Asylum seeker deported over suspected link to terrorist group

One person who last year attempted to claim asylum in Latvia was deported from the country after the Security Police (DP) suspected he might have a link to terror groups, LSM's Latvian service reported Monday. 

Last year one asylum seeker was deported for "possibly being associated with terrorism," said a part of a DP annual report on its activities without giving details of who the individual was or which terror groups he was suspected of having links to.

"During the reporting period one asylum seeker was deported from Latvia, because there was a reasonable suspicion that the person is linked to foreign terrorist groups," DP said.

The incident occurred before the start of the European Union program to distribute thousands of refugees from the Mddle East and North Africa throughout the 28-member bloc.  

According to DP information, 310 persons applied for asylum in Latvia last year. 

In contrast with pervious years when the majority of applicants came from Georgia, Ukraine and Russia, in 2015 the largest number of asylum seekers came from Iraq - 86 persons.

Among the asylum seekers were also nationals from Syria, Pakistan and Afghanistan, in which Daesh, Al Qaeda and other groups are active.

Although the number of asylum seekers Latvian is relatively small and actually declined in 2015, plus the flow of refugees over the EU's eastern border is much less than over the EU's southern border, there is a risk that radicals could enter the country posing as asylum seekers, the DP indicated.

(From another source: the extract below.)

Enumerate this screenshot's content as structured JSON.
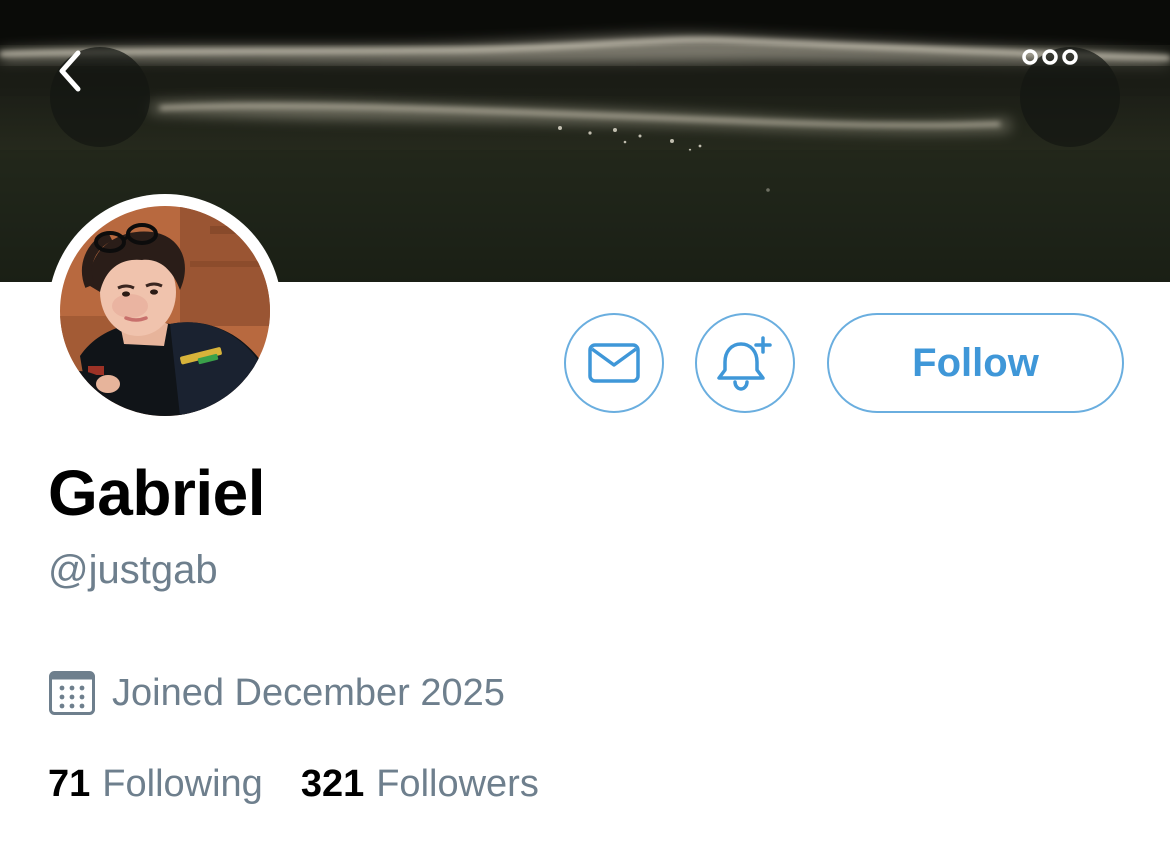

Criminal cases have also been launched against three Latvian citizens over their alleged participation in armed conflict in Syria, DP reported.

"Information at our disposal suggests that several Latvian citizens are in terrorist-controlled areas of Syria... it is also reasonable to assume that some of the combatants are dead," DP stated.

But at present there is no reason to believe there is an organized network sending fighters to Syria and Iraq from Latvia, DP said.

Extreme right-wing groups would likely attempt to use the refugee crisis to their own advantage, DP predicted.

However, a far greater proportion of the DP's annual report concerned efforts by Russia to influence events in Latvia by means of soft power, and media and information manipulation.

Much of the language used by DP in its report strongly echoed similar findings by NATO's Strategic Communication Center of Excellence, which is based in Riga, and investigations into Russian influence in the Baltic states by the Re:Baltica investigative journalism center, which recently produced a documentary film titled The Master Plan on the subject.

Seen a mistake?

Select text and press Ctrl+Enter to send a suggested correction to the editor

Select text and press Report a mistake to send a suggested correction to the editor

Society
Society